Bariatric surgery is the most effective solution to fight obesity in our population, a disease which has had an epidemic growth. This threatening fact has been well documented through the media. It is estimated that in Europe alone there are about 160,000,000 obese patients, where around 1,500,000 are children, reigning in discrimination and where self-esteem is at a very low level, leading to a lack of social fulfillment. In a large part of these patients, both blood pressure and diabetes are altered, as well as other diseases that accompany them, so that more and more family physicians as well as surgeons are subject to greater pressure in an attempt to fight this problem, either non-surgically or surgically, by patients looking for a long and effective weight loss.
Surgical intervention is arguably the most effective and long-lasting treatment of morbid obesity. Bariatric surgery represents a unique discipline for several reasons, the first of which is that bariatric surgery is based on the attempt to change behaviors, as well as physiology, instead of the other reconstructive or resection surgeries. In addition, its success is dependent on the patient’s educational capacity and adherence to the behavioral changes that the surgery imposes. Patients with morbid obesity often have multiple diagnoses because this is a condition that affects almost every system in the body. Surgeons who treat this pathology quickly concluded that it is impossible to carry out this treatment without being through a comprehensive and multidisciplinary program, developed by a diverse and dedicated group of people in the health area, who can evaluate patients, as well as prepare them either mentally or physically for surgery and lifestyle changes that will be asked of them. To this end, there is a need to organize comprehensive programs that require a multidisciplinary approach and a large institutional commitment, leading to the formation of obesity treatment units or bariatric units, capable of having an educational role and developing support strategies for patients.
Patients with a BMI>= 40, or 35 with comorbidities are generally eligible for surgery. Various weight loss attempts must have been made in the past, supervised with diet, exercise or medication. However, we will have to think that some patients with a BMI < 35 may be candidates, but they should be discussed by the whole team.

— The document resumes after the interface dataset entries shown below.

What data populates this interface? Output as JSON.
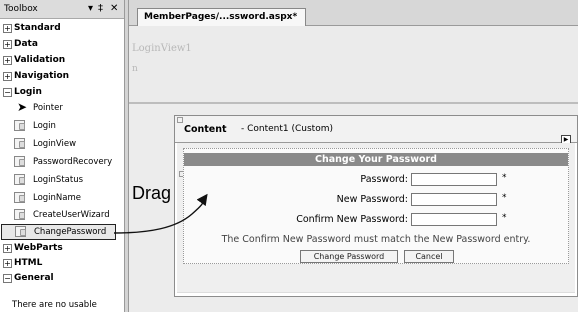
{
  "toolbox": {
    "title": "Toolbox",
    "controls": [
      "▾",
      "‡",
      "✕"
    ],
    "categories_top": [
      {
        "label": "Standard",
        "sign": "+"
      },
      {
        "label": "Data",
        "sign": "+"
      },
      {
        "label": "Validation",
        "sign": "+"
      },
      {
        "label": "Navigation",
        "sign": "+"
      },
      {
        "label": "Login",
        "sign": "−"
      }
    ],
    "login_tools": [
      {
        "label": "Pointer",
        "icon": "pointer-arrow-icon"
      },
      {
        "label": "Login",
        "icon": "login-icon"
      },
      {
        "label": "LoginView",
        "icon": "loginview-icon"
      },
      {
        "label": "PasswordRecovery",
        "icon": "passwordrecovery-icon"
      },
      {
        "label": "LoginStatus",
        "icon": "loginstatus-icon"
      },
      {
        "label": "LoginName",
        "icon": "loginname-icon"
      },
      {
        "label": "CreateUserWizard",
        "icon": "createuserwizard-icon"
      },
      {
        "label": "ChangePassword",
        "icon": "changepassword-icon",
        "selected": true
      }
    ],
    "categories_bottom": [
      {
        "label": "WebParts",
        "sign": "+"
      },
      {
        "label": "HTML",
        "sign": "+"
      },
      {
        "label": "General",
        "sign": "−"
      }
    ],
    "empty_message": "There are no usable"
  },
  "editor": {
    "tab_label": "MemberPages/...ssword.aspx*",
    "master_ghost_text": "LoginView1",
    "master_ghost_glyph": "n",
    "content_placeholder": {
      "title_main": "Content",
      "title_sub": "- Content1 (Custom)"
    },
    "change_password": {
      "header": "Change Your Password",
      "fields": [
        {
          "label": "Password:",
          "star": "*"
        },
        {
          "label": "New Password:",
          "star": "*"
        },
        {
          "label": "Confirm New Password:",
          "star": "*"
        }
      ],
      "mismatch_message": "The Confirm New Password must match the New Password entry.",
      "change_button": "Change Password",
      "cancel_button": "Cancel"
    }
  },
  "annotation": {
    "drag_label": "Drag"
  }
}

Although the age between 18 and 60 years is preferable for a surgical treatment, studies show that patients under 18 and above 60 years, after being properly analyzed, may be candidates for surgery. Therefore, age alone is not an objection to surgery.
After surgery, a close follow-up and a multidisciplinary approach are necessary for the success of such a program. The knowledge by the family physicians of the program, the understanding of what bariatric surgery means, how it is performed and what is expected of it is fundamental for these programs to be successful, as they will always be the first to assist the patient and say or give them what they need.
The surgeries currently being performed can be of various types and performed in several ways.